Harvard Law School Makes Online Zero-L Course Free for All U.S. Law Schools Due to Coronavirus


For Kennedy School Fellows, Epstein-Linked Donors Present a Moral Dilemma


Tenants Grapple with High Rents and Local Turnover at Asana-Owned Properties


In April, Theft Surged as Cambridge Residents Stayed at Home


The History of Harvard's Commencement, Explained

Huge Shower of Meteors Expected By Astronomers


This weekend, star gazers will be able to see a spectacular shooting star shower. Between now and Sunday, the earth passes through the swarm of little meteorites which seem to emerge from the constellation of the Gemini, the twins.

The University's Blue Hill Observatory claims that the falling stars will vie with the Perseld shower, which appears in the middle of August, as the richest of annual displays. On an ordinary clear night, as many as two or three an hour will fall into the earth's atmosphere causing a visible trail of light that lasts for several minutes before the meteorite burns out.

To see them best, one should be away from bright lights, with a full view of the sky. The fireworks will start about 9 p.m. Moon glow will be at a minimum as the moon is just entering its first quarter. Toward midnight, when the meteors are at their best, it will be out of sight, over the horizon.

Even the ones that shine bright at stars weigh only a few ounces. None are expected to be large enough to reach the earth before the friction with air molecules burns them up.

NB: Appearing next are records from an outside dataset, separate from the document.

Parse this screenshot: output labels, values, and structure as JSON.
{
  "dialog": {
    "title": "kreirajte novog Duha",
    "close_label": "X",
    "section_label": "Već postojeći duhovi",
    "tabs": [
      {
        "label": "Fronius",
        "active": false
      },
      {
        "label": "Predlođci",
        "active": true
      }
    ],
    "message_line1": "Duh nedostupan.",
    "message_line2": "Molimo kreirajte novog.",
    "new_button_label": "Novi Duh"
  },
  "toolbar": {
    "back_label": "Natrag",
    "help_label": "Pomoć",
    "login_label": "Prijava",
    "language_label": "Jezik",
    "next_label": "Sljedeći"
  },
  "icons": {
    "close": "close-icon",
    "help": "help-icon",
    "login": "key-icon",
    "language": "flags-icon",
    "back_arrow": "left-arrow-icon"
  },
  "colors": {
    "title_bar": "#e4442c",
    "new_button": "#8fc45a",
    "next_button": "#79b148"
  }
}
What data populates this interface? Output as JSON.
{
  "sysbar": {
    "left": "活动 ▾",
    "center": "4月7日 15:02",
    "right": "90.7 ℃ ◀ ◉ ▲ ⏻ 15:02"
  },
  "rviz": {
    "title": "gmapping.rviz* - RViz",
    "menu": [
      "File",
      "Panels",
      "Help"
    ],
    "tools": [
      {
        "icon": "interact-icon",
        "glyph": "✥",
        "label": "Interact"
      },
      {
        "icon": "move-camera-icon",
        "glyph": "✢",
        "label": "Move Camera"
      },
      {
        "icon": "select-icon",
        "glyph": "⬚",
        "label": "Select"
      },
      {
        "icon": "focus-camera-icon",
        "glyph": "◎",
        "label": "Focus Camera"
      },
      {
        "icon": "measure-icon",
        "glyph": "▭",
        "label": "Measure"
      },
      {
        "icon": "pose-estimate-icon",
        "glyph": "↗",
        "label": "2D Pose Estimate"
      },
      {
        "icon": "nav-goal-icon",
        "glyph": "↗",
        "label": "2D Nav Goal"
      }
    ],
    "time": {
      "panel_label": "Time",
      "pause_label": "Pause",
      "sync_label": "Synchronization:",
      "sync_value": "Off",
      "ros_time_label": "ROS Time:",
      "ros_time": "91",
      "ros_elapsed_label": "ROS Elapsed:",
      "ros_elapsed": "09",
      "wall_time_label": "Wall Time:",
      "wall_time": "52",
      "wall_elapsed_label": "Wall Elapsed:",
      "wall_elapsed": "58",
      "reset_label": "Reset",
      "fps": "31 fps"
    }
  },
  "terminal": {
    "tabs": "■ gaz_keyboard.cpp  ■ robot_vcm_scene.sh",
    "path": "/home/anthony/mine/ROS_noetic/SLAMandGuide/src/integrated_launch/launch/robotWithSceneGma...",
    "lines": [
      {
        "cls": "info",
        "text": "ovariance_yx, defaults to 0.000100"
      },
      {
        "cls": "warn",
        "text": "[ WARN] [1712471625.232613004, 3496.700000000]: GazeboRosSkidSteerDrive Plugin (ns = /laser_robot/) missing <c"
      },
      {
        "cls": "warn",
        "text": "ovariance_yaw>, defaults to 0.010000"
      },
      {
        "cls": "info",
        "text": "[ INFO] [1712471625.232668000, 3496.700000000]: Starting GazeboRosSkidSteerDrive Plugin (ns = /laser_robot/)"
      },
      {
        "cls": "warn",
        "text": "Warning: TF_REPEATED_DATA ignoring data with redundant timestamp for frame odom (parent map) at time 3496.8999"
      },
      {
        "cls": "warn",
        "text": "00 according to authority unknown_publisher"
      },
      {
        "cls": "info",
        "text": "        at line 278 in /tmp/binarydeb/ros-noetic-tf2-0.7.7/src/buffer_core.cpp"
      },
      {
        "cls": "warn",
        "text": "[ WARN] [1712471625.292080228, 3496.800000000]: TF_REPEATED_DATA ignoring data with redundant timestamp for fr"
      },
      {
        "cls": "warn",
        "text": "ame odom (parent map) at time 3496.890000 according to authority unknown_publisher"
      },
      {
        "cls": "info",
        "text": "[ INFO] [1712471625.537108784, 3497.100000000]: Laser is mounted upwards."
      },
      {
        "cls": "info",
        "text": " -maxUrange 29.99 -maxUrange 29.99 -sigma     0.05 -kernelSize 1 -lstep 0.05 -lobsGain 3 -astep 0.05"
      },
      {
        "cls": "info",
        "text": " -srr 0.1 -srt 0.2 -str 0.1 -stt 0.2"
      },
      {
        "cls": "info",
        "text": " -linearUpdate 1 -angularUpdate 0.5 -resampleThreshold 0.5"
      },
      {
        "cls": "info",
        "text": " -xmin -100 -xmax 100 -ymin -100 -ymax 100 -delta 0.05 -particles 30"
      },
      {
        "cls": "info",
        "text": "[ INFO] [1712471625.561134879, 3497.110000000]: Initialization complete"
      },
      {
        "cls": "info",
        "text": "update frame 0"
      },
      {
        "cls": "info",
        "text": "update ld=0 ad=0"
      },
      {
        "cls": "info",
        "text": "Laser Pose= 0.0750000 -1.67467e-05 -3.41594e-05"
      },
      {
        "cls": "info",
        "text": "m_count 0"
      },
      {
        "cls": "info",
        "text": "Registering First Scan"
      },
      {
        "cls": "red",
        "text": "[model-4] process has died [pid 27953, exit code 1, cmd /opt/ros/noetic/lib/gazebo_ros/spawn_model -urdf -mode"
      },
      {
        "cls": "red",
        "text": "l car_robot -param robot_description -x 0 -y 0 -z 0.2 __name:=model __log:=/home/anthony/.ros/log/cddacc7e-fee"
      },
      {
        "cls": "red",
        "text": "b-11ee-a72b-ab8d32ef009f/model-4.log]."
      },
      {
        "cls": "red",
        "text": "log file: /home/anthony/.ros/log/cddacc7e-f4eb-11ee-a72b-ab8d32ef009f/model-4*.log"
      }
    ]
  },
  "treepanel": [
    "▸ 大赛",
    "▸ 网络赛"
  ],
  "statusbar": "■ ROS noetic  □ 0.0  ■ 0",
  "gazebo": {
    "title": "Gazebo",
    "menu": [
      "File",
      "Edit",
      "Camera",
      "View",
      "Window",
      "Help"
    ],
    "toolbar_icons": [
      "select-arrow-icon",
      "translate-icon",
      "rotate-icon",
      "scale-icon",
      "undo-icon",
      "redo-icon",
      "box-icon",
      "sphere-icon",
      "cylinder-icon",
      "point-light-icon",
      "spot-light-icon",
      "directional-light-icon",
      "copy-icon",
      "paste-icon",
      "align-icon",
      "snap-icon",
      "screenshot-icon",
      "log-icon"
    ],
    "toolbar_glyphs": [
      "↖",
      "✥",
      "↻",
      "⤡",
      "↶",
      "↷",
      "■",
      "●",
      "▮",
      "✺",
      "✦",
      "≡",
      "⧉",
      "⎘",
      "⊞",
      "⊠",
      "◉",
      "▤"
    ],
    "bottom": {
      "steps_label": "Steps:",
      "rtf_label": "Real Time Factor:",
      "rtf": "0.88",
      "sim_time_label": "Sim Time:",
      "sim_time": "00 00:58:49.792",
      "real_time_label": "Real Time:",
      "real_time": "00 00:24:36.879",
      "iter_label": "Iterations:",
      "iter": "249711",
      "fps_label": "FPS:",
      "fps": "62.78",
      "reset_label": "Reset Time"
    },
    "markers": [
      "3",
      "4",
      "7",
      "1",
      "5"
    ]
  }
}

Want to keep up with breaking news? Subscribe to our email newsletter.